**Task details:**
From the records below, please return each line that holds the word "wwza".

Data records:
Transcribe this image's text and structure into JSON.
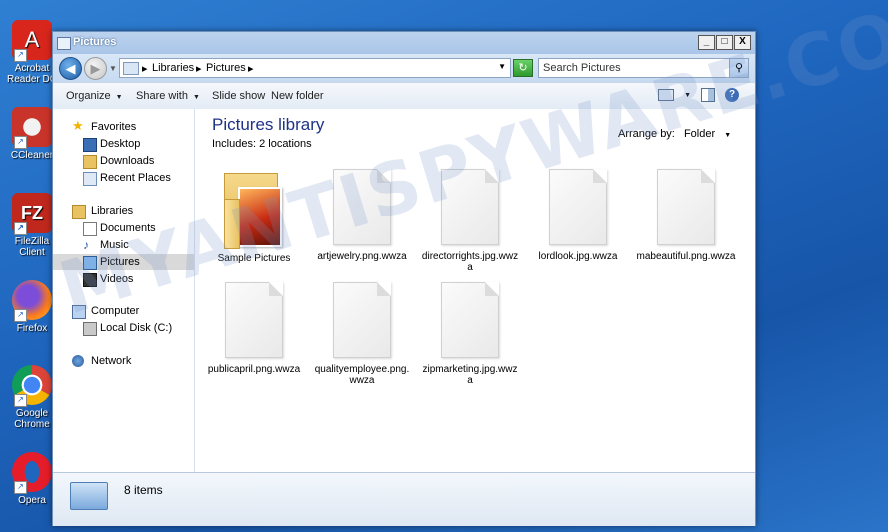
{
  "desktop": {
    "icons": [
      {
        "label": "Acrobat Reader DC",
        "color": "#d8261c",
        "glyph": "A"
      },
      {
        "label": "CCleaner",
        "color": "#c9342a",
        "glyph": "C"
      },
      {
        "label": "FileZilla Client",
        "color": "#c0281d",
        "glyph": "FZ"
      },
      {
        "label": "Firefox",
        "color": "#ff7a1a",
        "glyph": "🦊"
      },
      {
        "label": "Google Chrome",
        "color": "#2e9a44",
        "glyph": "◉"
      },
      {
        "label": "Opera",
        "color": "#e51d2a",
        "glyph": "O"
      }
    ]
  },
  "window": {
    "title": "Pictures",
    "controls": {
      "minimize": "_",
      "maximize": "□",
      "close": "X"
    }
  },
  "address": {
    "crumbs": [
      "Libraries",
      "Pictures"
    ],
    "search_placeholder": "Search Pictures"
  },
  "toolbar": {
    "organize": "Organize",
    "share_with": "Share with",
    "slide_show": "Slide show",
    "new_folder": "New folder"
  },
  "nav": {
    "favorites": "Favorites",
    "desktop": "Desktop",
    "downloads": "Downloads",
    "recent_places": "Recent Places",
    "libraries": "Libraries",
    "documents": "Documents",
    "music": "Music",
    "pictures": "Pictures",
    "videos": "Videos",
    "computer": "Computer",
    "local_disk": "Local Disk (C:)",
    "network": "Network"
  },
  "library": {
    "title": "Pictures library",
    "includes": "Includes:  2 locations",
    "arrange_label": "Arrange by:",
    "arrange_value": "Folder"
  },
  "files": [
    {
      "name": "Sample Pictures",
      "kind": "folder"
    },
    {
      "name": "artjewelry.png.wwza",
      "kind": "file"
    },
    {
      "name": "directorrights.jpg.wwza",
      "kind": "file"
    },
    {
      "name": "lordlook.jpg.wwza",
      "kind": "file"
    },
    {
      "name": "mabeautiful.png.wwza",
      "kind": "file"
    },
    {
      "name": "publicapril.png.wwza",
      "kind": "file"
    },
    {
      "name": "qualityemployee.png.wwza",
      "kind": "file"
    },
    {
      "name": "zipmarketing.jpg.wwza",
      "kind": "file"
    }
  ],
  "status": {
    "count": "8 items"
  },
  "watermark": "MYANTISPYWARE.COM"
}
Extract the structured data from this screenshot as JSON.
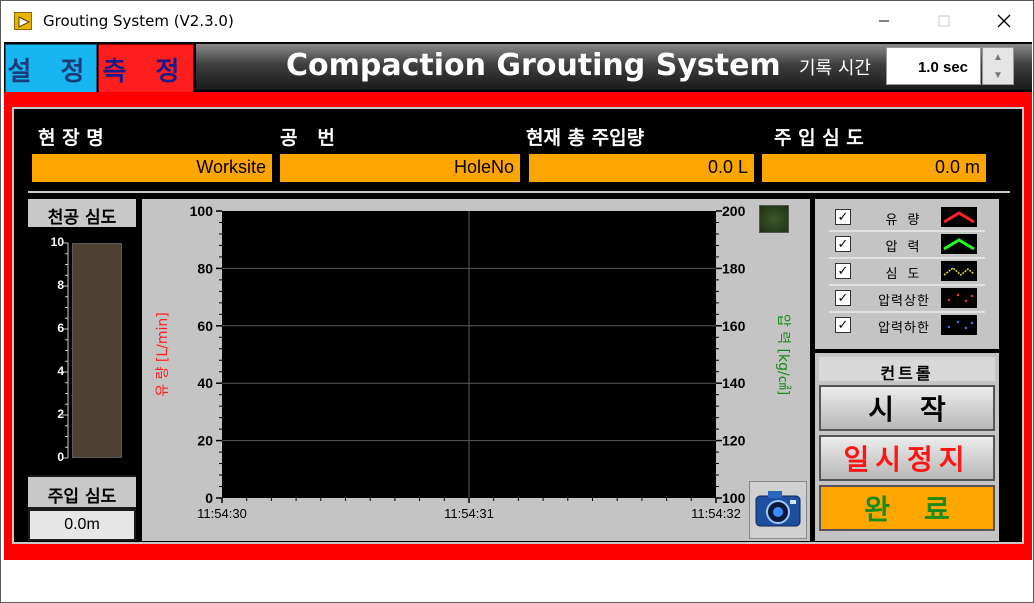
{
  "window": {
    "title": "Grouting System (V2.3.0)"
  },
  "tabs": [
    {
      "label": "설 정",
      "color": "#18b6f0"
    },
    {
      "label": "측 정",
      "color": "#ff1e1e"
    }
  ],
  "header": {
    "title": "Compaction Grouting System",
    "record_time_label": "기록 시간",
    "record_time_value": "1.0 sec"
  },
  "info": {
    "site_name_label": "현 장 명",
    "site_name_value": "Worksite",
    "hole_label": "공   번",
    "hole_value": "HoleNo",
    "total_injection_label": "현재 총 주입량",
    "total_injection_value": "0.0 L",
    "injection_depth_label": "주 입 심 도",
    "injection_depth_value": "0.0 m"
  },
  "depth_panel": {
    "title": "천공 심도",
    "ticks": [
      "10",
      "8",
      "6",
      "4",
      "2",
      "0"
    ],
    "label": "주입 심도",
    "value": "0.0m"
  },
  "chart_data": {
    "type": "line",
    "x_ticks": [
      "11:54:30",
      "11:54:31",
      "11:54:32"
    ],
    "y_left": {
      "label": "유 량 [L/min]",
      "ticks": [
        "100",
        "80",
        "60",
        "40",
        "20",
        "0"
      ],
      "ylim": [
        0,
        100
      ],
      "color": "#ff2020"
    },
    "y_right": {
      "label": "압 력 [kg/㎠]",
      "ticks": [
        "200",
        "180",
        "160",
        "140",
        "120",
        "100"
      ],
      "ylim": [
        100,
        200
      ],
      "color": "#1a8a1a"
    },
    "series": [],
    "grid": true
  },
  "legend": {
    "items": [
      {
        "label": "유  량",
        "checked": true,
        "color": "#ff2020"
      },
      {
        "label": "압  력",
        "checked": true,
        "color": "#20ff20"
      },
      {
        "label": "심  도",
        "checked": true,
        "color": "#e8e020"
      },
      {
        "label": "압력상한",
        "checked": true,
        "color": "#ff3030"
      },
      {
        "label": "압력하한",
        "checked": true,
        "color": "#3080ff"
      }
    ]
  },
  "control": {
    "title": "컨트롤",
    "start_label": "시작",
    "pause_label": "일시정지",
    "done_label": "완료"
  }
}
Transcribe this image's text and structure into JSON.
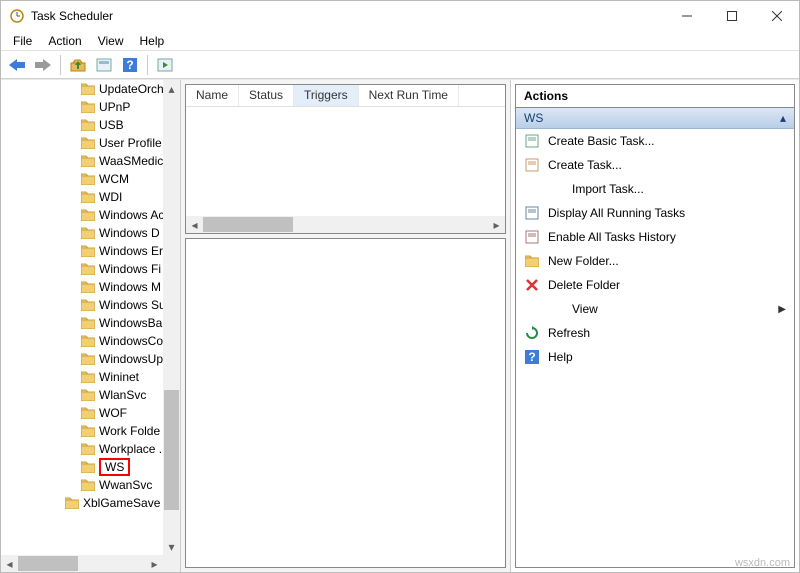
{
  "window": {
    "title": "Task Scheduler"
  },
  "menubar": [
    "File",
    "Action",
    "View",
    "Help"
  ],
  "tree": [
    {
      "label": "UpdateOrch",
      "level": 1
    },
    {
      "label": "UPnP",
      "level": 1
    },
    {
      "label": "USB",
      "level": 1
    },
    {
      "label": "User Profile",
      "level": 1
    },
    {
      "label": "WaaSMedic",
      "level": 1
    },
    {
      "label": "WCM",
      "level": 1
    },
    {
      "label": "WDI",
      "level": 1
    },
    {
      "label": "Windows Ac",
      "level": 1
    },
    {
      "label": "Windows D",
      "level": 1
    },
    {
      "label": "Windows Er",
      "level": 1
    },
    {
      "label": "Windows Fi",
      "level": 1
    },
    {
      "label": "Windows M",
      "level": 1
    },
    {
      "label": "Windows Su",
      "level": 1
    },
    {
      "label": "WindowsBa",
      "level": 1
    },
    {
      "label": "WindowsCo",
      "level": 1
    },
    {
      "label": "WindowsUp",
      "level": 1
    },
    {
      "label": "Wininet",
      "level": 1
    },
    {
      "label": "WlanSvc",
      "level": 1
    },
    {
      "label": "WOF",
      "level": 1
    },
    {
      "label": "Work Folde",
      "level": 1
    },
    {
      "label": "Workplace .",
      "level": 1
    },
    {
      "label": "WS",
      "level": 1,
      "selected": true
    },
    {
      "label": "WwanSvc",
      "level": 1
    },
    {
      "label": "XblGameSave",
      "level": 2
    }
  ],
  "columns": [
    {
      "label": "Name",
      "selected": false
    },
    {
      "label": "Status",
      "selected": false
    },
    {
      "label": "Triggers",
      "selected": true
    },
    {
      "label": "Next Run Time",
      "selected": false
    }
  ],
  "actions": {
    "header": "Actions",
    "section": "WS",
    "items": [
      {
        "icon": "create-basic-icon",
        "label": "Create Basic Task...",
        "color": "#6a8"
      },
      {
        "icon": "create-task-icon",
        "label": "Create Task...",
        "color": "#c96"
      },
      {
        "icon": "import-icon",
        "label": "Import Task...",
        "indent": true
      },
      {
        "icon": "display-running-icon",
        "label": "Display All Running Tasks",
        "color": "#68a"
      },
      {
        "icon": "enable-history-icon",
        "label": "Enable All Tasks History",
        "color": "#a77"
      },
      {
        "icon": "new-folder-icon",
        "label": "New Folder...",
        "color": "#e9b95a"
      },
      {
        "icon": "delete-folder-icon",
        "label": "Delete Folder",
        "color": "#d33",
        "bold": true
      },
      {
        "icon": "view-icon",
        "label": "View",
        "indent": true,
        "submenu": true
      },
      {
        "icon": "refresh-icon",
        "label": "Refresh",
        "color": "#2a8"
      },
      {
        "icon": "help-icon",
        "label": "Help",
        "color": "#36c"
      }
    ]
  },
  "watermark": "wsxdn.com"
}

**Output for this exercise:**
      "name": "artjewelry.png.wwza",
      "name": "directorrights.jpg.wwza",
      "name": "lordlook.jpg.wwza",
      "name": "mabeautiful.png.wwza",
      "name": "publicapril.png.wwza",
      "name": "qualityemployee.png.wwza",
      "name": "zipmarketing.jpg.wwza",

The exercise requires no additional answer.